William Reese Co. put the borough in the spotlight with two early Brooklyn imprints: An Historical and Geographical Account of Algiers by James Wilson Stevens (1800) and The Book of Common Prayer (1801). Another interesting item on display was New York's first liquor license, a form printed c. 1702-1714 by William Bradford, the only working printer in NY at the time.
I perused Peter Masi's stand--a delight not only in content but in form, for he has all manner of fascinating ephemera neatly organized by subject. His printed catalogues are enjoyable for this reason as well.
Austin Abbey Rare Books created an outstanding visual display of decorated gilt bindings. I spied an especially beautiful copy of A Border Shepherdess by Amelia E. Barr and thought immediately about Richard Minsky and his Barr collection.
In addition to 100+ booksellers, the book fair hosted special events throughout the weekend. Whether or not things like the Haiku Lounge, panel discussions, or book signings (disclosure: I was graciously invited to sign copies of Rare Books Uncovered there on Saturday afternoon) draw more or different visitors than might otherwise attend an antiquarian book fair, it's difficult to know for certain, but it does make the book fair experience more fun and diverse.
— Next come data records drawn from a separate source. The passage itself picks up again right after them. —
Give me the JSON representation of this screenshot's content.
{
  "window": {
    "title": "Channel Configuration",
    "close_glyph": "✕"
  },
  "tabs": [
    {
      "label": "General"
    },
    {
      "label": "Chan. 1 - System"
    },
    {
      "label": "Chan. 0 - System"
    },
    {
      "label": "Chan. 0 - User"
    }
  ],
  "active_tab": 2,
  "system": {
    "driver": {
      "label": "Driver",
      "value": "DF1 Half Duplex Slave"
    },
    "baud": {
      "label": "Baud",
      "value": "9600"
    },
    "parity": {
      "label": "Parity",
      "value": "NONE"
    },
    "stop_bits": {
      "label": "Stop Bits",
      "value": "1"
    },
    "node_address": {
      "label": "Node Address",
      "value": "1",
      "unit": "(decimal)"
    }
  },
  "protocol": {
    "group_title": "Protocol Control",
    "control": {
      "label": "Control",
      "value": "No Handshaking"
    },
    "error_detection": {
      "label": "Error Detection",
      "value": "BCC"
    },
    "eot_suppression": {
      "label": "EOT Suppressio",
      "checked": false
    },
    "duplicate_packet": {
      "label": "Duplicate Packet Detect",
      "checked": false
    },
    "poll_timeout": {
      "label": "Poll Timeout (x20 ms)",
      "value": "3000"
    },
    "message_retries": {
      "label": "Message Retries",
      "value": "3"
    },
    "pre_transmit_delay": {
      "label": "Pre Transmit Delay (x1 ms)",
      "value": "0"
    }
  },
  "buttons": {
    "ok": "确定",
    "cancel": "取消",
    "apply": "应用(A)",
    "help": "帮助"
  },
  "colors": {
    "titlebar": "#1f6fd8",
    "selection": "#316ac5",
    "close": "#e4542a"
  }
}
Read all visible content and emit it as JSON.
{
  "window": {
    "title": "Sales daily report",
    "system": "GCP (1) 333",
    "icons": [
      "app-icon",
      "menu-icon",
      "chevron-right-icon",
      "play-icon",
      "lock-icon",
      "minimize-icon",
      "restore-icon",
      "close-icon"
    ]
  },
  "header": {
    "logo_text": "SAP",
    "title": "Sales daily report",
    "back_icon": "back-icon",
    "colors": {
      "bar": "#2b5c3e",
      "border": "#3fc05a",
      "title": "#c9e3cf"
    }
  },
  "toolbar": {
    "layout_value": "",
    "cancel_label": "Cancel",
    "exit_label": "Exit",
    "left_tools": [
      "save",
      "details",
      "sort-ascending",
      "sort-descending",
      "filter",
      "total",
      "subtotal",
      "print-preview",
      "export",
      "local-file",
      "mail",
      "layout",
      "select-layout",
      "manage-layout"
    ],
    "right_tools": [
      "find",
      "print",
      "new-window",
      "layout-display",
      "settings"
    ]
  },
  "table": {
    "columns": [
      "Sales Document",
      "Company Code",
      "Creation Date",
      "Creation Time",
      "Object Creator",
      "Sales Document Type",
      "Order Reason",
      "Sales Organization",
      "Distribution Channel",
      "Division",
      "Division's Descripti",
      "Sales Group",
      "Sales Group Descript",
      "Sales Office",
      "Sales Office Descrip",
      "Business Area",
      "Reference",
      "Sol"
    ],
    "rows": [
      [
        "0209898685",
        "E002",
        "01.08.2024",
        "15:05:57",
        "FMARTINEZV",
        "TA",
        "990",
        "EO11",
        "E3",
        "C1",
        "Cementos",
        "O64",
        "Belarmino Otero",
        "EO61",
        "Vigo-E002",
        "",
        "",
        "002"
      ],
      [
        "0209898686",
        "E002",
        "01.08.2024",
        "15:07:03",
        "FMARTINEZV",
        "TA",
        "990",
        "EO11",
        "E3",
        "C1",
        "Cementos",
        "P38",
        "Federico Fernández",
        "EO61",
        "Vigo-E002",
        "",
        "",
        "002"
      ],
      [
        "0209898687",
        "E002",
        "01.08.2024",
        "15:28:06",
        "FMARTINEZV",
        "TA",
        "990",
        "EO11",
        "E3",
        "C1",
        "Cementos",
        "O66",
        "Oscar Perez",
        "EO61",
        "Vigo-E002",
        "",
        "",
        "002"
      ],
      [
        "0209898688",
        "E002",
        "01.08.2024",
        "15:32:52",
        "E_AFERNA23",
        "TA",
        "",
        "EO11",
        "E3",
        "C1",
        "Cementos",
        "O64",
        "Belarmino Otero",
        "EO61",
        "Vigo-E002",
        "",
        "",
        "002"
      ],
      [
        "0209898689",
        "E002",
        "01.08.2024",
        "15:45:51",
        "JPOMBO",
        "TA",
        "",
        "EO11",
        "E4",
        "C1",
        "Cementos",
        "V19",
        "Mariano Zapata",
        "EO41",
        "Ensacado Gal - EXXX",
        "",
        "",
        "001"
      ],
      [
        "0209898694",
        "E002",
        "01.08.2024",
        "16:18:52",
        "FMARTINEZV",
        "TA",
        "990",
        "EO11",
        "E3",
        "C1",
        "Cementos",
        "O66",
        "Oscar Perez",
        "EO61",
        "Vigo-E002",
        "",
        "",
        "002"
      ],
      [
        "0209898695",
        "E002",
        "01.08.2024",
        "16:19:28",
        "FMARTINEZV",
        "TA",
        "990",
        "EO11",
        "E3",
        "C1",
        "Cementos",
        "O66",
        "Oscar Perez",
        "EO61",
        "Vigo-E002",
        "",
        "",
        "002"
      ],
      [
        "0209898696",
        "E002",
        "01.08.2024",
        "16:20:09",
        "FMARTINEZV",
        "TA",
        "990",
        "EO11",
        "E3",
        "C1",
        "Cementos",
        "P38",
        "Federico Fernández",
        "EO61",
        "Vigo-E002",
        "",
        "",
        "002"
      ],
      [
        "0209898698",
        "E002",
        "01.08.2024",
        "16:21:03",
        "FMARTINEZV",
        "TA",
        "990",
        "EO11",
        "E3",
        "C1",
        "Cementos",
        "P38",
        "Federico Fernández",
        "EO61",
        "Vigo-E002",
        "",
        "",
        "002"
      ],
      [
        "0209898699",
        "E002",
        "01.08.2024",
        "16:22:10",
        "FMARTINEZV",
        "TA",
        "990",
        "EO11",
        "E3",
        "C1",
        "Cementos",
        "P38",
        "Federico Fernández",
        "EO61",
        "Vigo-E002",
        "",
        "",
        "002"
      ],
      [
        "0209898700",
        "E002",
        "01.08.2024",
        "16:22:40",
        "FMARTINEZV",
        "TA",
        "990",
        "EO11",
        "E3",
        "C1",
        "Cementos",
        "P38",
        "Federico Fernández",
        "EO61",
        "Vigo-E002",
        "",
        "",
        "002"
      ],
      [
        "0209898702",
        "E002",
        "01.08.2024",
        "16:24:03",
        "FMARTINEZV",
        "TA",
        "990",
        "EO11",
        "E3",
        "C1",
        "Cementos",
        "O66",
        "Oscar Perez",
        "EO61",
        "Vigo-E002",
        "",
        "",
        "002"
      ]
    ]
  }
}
*And interesting. Lots of cool tattoos were on exhibit at the fair too; I noticed Poe on one arm and the words "Ex Libris" on another.
Images: Courtesy of Brett Barry.